# how to calculate expected sample scale mean and sd based on the means and sd's of its dichotomous items?

I am developing a new psychometric scale consisting of a several dichotomous items taken from a larger item bank. The p values (item means) are known. Now I need to calculate the expected mean and standard deviation of the scale after having picked the items. is there a formula, or well known procedure for it? I am looking for the best predicted mean and SD. I know there will allways be uncertainty about the true mean and SD, but for now that's not my main concern.

Edit. The scale is a lineair combination (just the sum) of the dichotomous items.

edit. This is an example of all the information I have of the picked items (=variables). Unfortenately I don't have the covariances.

   M_item   SD_item
0.8622312   0.344657159720439
0.3368913   0.472647386520131
0.5976337   0.490375020391853
0.6673509   0.471162048842211
0.8394329   0.367131184180246
0.7136281   0.452065299365468
0.7948207   0.403832582701681
0.7589461   0.427722944550313
0.8300466   0.375591855380864

• Is "digotomous" intended to be "dichotomous"? Exactly what is the formula for your scale? (Presumably it's a linear combination of responses, but it doesn't have to be linear.) – whuber Apr 13 '15 at 17:52

If you are developing a scale, you should collect a new sample using just the questions in your new smaller scale. There are a lot of problems and considerations when estimating mean and variance (especially variance) of a linear combination of means and variances.

However, if you need to get an estimate, the variance of the sum of any 2 random variables is $$\text{Var}(X+Y) =\text{Var}(X)+\text{Var}(Y)+2\text{Cov}(X,Y)$$

You have more than 2 so the equation becomes $$\text{Var}\Bigl(\,\sum_{i=1}^n X_i\,\Bigr)= \sum_{i=1}^n\text{Var}( X_i)+ 2\sum_{i< j} \text{Cov}(X_i,X_j)$$

The mean of the sum of random variables is easier. Just sum the means. $$\mu_T=\sum_{i=1}^n \mu_i$$

• Thanks for your answer!
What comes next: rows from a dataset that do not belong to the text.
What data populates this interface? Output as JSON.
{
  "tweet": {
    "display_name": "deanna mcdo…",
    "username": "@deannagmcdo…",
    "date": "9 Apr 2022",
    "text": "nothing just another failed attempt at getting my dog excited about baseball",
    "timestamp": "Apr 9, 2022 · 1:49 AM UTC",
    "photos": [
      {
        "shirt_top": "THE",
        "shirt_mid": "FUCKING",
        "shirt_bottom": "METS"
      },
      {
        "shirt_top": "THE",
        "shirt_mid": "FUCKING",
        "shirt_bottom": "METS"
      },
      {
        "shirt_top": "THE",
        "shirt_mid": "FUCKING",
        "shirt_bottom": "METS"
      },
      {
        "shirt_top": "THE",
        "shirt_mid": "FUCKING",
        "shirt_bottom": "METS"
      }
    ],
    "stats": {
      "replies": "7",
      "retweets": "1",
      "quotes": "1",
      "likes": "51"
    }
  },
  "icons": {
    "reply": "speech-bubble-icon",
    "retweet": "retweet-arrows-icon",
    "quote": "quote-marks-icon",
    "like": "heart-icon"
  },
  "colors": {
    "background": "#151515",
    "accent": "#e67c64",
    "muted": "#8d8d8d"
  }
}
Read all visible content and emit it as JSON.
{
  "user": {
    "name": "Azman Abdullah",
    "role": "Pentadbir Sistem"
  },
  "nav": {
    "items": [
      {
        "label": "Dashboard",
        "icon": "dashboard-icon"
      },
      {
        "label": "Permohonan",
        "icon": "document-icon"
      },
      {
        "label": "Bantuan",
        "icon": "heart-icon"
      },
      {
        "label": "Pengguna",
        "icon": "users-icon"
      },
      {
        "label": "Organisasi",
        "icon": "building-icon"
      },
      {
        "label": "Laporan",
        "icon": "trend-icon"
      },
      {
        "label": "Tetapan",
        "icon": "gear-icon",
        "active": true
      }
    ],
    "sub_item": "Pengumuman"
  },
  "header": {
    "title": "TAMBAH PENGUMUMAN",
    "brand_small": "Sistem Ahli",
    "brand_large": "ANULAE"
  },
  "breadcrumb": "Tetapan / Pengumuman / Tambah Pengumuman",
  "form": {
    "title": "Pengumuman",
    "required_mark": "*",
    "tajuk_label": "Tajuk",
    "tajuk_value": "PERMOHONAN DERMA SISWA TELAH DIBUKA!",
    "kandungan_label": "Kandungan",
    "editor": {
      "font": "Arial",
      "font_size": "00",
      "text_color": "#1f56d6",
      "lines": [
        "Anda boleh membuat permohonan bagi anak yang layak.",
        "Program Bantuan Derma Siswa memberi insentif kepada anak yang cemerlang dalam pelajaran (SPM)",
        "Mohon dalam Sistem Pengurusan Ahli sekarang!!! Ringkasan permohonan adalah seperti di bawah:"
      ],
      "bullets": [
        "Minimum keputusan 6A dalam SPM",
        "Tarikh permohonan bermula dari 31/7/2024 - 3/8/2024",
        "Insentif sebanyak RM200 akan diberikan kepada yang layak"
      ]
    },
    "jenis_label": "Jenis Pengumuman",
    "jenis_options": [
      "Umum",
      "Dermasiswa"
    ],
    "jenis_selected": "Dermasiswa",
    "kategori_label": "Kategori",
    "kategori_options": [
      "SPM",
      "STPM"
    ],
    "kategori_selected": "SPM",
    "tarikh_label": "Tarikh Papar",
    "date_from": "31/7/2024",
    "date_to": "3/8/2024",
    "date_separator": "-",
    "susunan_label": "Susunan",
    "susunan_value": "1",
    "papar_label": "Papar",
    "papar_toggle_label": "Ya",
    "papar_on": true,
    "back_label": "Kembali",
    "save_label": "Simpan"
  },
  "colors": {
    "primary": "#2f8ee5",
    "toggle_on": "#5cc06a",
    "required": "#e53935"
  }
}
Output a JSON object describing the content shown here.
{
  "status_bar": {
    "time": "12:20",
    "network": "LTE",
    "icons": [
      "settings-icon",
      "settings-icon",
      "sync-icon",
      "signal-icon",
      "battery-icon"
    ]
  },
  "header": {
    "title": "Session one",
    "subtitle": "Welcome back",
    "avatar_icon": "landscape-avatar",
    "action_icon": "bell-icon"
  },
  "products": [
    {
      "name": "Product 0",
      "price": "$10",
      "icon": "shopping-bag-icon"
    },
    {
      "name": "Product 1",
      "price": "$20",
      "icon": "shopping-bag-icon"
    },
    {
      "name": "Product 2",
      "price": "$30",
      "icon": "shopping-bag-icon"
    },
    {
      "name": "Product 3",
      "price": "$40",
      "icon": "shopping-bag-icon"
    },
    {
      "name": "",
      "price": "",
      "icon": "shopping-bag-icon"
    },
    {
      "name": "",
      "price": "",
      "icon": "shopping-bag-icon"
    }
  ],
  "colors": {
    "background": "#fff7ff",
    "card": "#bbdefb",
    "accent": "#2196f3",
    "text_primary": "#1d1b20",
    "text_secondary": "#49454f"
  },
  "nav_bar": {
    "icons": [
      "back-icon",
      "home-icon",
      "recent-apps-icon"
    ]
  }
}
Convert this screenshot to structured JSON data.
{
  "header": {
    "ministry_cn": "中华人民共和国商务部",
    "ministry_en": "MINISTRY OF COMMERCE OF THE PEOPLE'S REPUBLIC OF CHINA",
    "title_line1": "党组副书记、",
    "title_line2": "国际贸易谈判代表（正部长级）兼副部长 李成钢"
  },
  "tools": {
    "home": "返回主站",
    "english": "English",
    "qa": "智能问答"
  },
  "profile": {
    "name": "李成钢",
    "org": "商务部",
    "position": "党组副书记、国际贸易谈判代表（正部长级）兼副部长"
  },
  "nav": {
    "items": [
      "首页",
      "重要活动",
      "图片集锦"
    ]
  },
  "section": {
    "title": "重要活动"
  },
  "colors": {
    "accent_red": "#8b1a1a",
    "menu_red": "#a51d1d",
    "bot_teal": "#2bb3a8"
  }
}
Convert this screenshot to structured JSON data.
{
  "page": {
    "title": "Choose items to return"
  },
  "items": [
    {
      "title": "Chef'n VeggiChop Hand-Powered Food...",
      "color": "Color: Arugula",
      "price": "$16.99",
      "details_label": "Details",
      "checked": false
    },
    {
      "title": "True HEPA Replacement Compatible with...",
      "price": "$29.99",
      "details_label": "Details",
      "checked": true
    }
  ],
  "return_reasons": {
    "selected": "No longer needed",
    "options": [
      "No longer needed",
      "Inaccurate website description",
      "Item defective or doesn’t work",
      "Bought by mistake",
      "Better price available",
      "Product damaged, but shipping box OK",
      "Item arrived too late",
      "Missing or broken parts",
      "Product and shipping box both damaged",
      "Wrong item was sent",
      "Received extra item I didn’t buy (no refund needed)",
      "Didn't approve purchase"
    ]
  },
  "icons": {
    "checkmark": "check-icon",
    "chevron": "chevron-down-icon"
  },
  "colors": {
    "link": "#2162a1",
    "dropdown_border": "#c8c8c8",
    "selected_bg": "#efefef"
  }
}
This works for dichotomous items as well ofcourse. But I don't think I have the covariances of the items... let me think on this. Do you happen to know an r function that does exactly the same as your formula? – rdatasculptor Apr 13 '15 at 22:44
• If all you have is the mean, you cannot calculate the variance of items or covariance between items. You need the original data. Alternatively, you said you had p values. I don't know what the p value means in this context (what is being compared?). However, if you have F or T statistics, mean squared error, and degrees of freedom, you can back out what the variances are. Again, though this depends on what the tests were that generated the p value. – le_andrew Apr 13 '15 at 22:49
• Regarding dichotomous items, the variance is p(1-p), so you can actually get that from means (since the mean is p). – le_andrew Apr 13 '15 at 22:55
• by p value I mean variable mean. So I only have means of dichotomous variables. Variance of the variables shouldn't be so hard to caluculate because there are only two possible values of each variable. Covariates are not possible to calculate with as less information as I have, I guess. – rdatasculptor Apr 13 '15 at 22:59
• Yes, you cant get a covariance with just means. You can estimate a range though if you know n. I cant figure out the equation right now, but if you have n, you can figure out the maximum and minimum value that the covar can take, and after adding it to your other estimates you know you overall variance should be within that range. It'll probably be a rather large range however. Edit: Accidentally deleted previous comment, for future readers, here is the question with a shortcut for calculating covariance – le_andrew Apr 14 '15 at 19:14